Anyway, I interviewed Mrs. Flora Pio, also known in our barangay as Manang Flora, a linagpit maker. Living just two houses away from our house. I went to visit and found Manang Flora and family watching TV. I wish I could just watch TV. But Marimar will just dance at my problems; she’ll never be able to answer my research questions.
I asked Manang Flora if she could spare me a few minutes. She was puzzled at my interest in her work which to her, was probably very ordinary.
She said that the tradition of making linagpit has been in their family as far as she can remember. The art was handed down to her by her mother, who got it from her own mother. But who taught her grandmother how to cook linagpit? Manang Flora said she doesn’t know.
For many generations now, the art of linagpit making has been their family’s livelihood. Together with her daughter, Mrs. Nemia Abrito, they make 24 sticks of linagpit out of 2 gantas of bisya. A stick of linagpit costs 20 pesos.
There are two ways of selling linagpit. One is for the makers to go to the market and sell the linagpit themselves. The other way is to let someone sell it at the terminal. This process is called pag-alsa. The makers of linagpit will give the cooked linagpit to the vendors, who will sell the product. The agreement usually, is that half of the money will go to the vendors, the other half, to the makers. Manang Flora sells her products on her own.
Mrs. Adelina Saylon, another linagpit maker, invited me to experience first hand how to make linagpit,. I gladly accept her invitation.
At 4 o’clock Wednesday morning (that’s right, 4:00 A.M.), I went to Manang Adelina’s house. Manang Adelina wants to finish selling her linagpit early, so she always starts making them very early in the morning. Besides, Wednesday is a good day to sell linagpit at Tiolas, for it is its market day. Tiolas is the stopover for vehicles before they embark on the zig-zaggy road across the mountains to the province of Antique. This makes Tiolas an ideal place to sell food to commuters and private travelers on their way to Antique.
When I reached her house, Manang Adelina, immediately ushered me to their kitchen. In their kitchen table were the materials and ingredients to be used in making linagpit: 2 gantas of bisya, 25 pieces of arasalan each a ruler long, 75 pieces of banana leaves, and sea salt.
To start, I washed the bisya. The fishes are soft and slippery and well, smell like fish of course. Because the bisya are extremely tiny, it seemed like they melted into the water. Its difficult to see them if you possess a not so good pair of eyes. I drained the bisya in the saran or sieve.
Manang Adelina took over and added sea salt to the bisya to flavor it. Next, she put the bisya onto the banana leaves resting on the table. One cup of bisya for three banana leaves. With deft hands, Manang Adelina seals in the bisya, folding the banana leaves into mini plump squares.
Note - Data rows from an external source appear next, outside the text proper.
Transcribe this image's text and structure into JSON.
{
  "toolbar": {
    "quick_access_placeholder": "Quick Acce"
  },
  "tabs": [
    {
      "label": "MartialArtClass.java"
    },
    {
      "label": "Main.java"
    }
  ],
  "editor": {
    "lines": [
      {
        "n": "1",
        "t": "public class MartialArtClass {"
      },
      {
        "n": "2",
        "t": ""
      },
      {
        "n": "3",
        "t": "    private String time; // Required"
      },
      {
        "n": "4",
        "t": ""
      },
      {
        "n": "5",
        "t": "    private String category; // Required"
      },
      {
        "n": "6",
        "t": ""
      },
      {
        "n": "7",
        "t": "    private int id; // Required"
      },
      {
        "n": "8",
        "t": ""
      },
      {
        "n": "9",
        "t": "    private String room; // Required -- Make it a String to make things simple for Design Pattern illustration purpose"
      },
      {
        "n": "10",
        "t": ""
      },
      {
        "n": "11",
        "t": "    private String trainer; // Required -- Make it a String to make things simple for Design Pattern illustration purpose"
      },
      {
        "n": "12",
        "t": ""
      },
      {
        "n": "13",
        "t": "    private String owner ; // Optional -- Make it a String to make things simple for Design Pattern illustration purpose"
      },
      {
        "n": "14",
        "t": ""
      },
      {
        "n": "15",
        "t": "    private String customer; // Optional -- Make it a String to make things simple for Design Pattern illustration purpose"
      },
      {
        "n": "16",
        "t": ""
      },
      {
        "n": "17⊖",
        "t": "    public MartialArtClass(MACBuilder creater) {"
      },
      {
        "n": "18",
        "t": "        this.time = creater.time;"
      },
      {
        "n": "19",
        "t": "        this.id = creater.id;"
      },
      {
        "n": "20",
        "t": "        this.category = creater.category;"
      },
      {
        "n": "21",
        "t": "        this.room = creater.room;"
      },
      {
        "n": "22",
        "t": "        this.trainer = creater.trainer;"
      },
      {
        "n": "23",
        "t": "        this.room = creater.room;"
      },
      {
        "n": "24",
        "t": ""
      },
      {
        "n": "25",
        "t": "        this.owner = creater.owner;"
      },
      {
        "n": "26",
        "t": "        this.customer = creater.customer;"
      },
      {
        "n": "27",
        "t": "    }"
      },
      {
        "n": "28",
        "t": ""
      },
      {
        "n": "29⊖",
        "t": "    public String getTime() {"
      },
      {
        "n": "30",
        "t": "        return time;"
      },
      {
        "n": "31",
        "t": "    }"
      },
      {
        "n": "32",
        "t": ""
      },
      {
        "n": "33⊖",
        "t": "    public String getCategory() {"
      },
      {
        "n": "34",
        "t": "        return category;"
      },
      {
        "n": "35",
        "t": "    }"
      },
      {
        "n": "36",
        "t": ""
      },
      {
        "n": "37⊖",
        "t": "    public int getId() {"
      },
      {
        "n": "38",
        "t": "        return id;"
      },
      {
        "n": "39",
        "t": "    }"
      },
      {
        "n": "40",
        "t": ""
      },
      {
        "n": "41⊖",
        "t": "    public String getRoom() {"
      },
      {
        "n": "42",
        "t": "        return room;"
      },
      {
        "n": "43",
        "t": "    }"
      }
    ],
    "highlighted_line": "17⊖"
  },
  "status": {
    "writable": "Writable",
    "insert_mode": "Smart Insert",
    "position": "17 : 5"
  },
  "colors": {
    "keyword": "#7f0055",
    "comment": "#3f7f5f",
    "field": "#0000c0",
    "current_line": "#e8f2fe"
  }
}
She told me that the banana leaves don’t just serve as wrapping for the bisya; the leaves give the fish a nice aroma.
The next step was to slip the square pillows of bisya between the split bamboo stick which clamped it tight. She tied the open end of the arasalan so the linagpit won’t slip. The final step was to cook the linagpit over glowing charcoal. After several minutes, the linagpit was ready for hungry travelers.
Linagpit making has been with the San Joaquinhons for many generations now. As time passes by and with the introduction of new technologies, some Filipino traditions are slowly disappearing. I hope this will not happen with the linagpit for this tradition helps strengthen our identity as San Joaquinhons.
*Rovilyn Faiwas is proudly San Joaquinhon. She studies at UPV in the adjacent town of Miagao.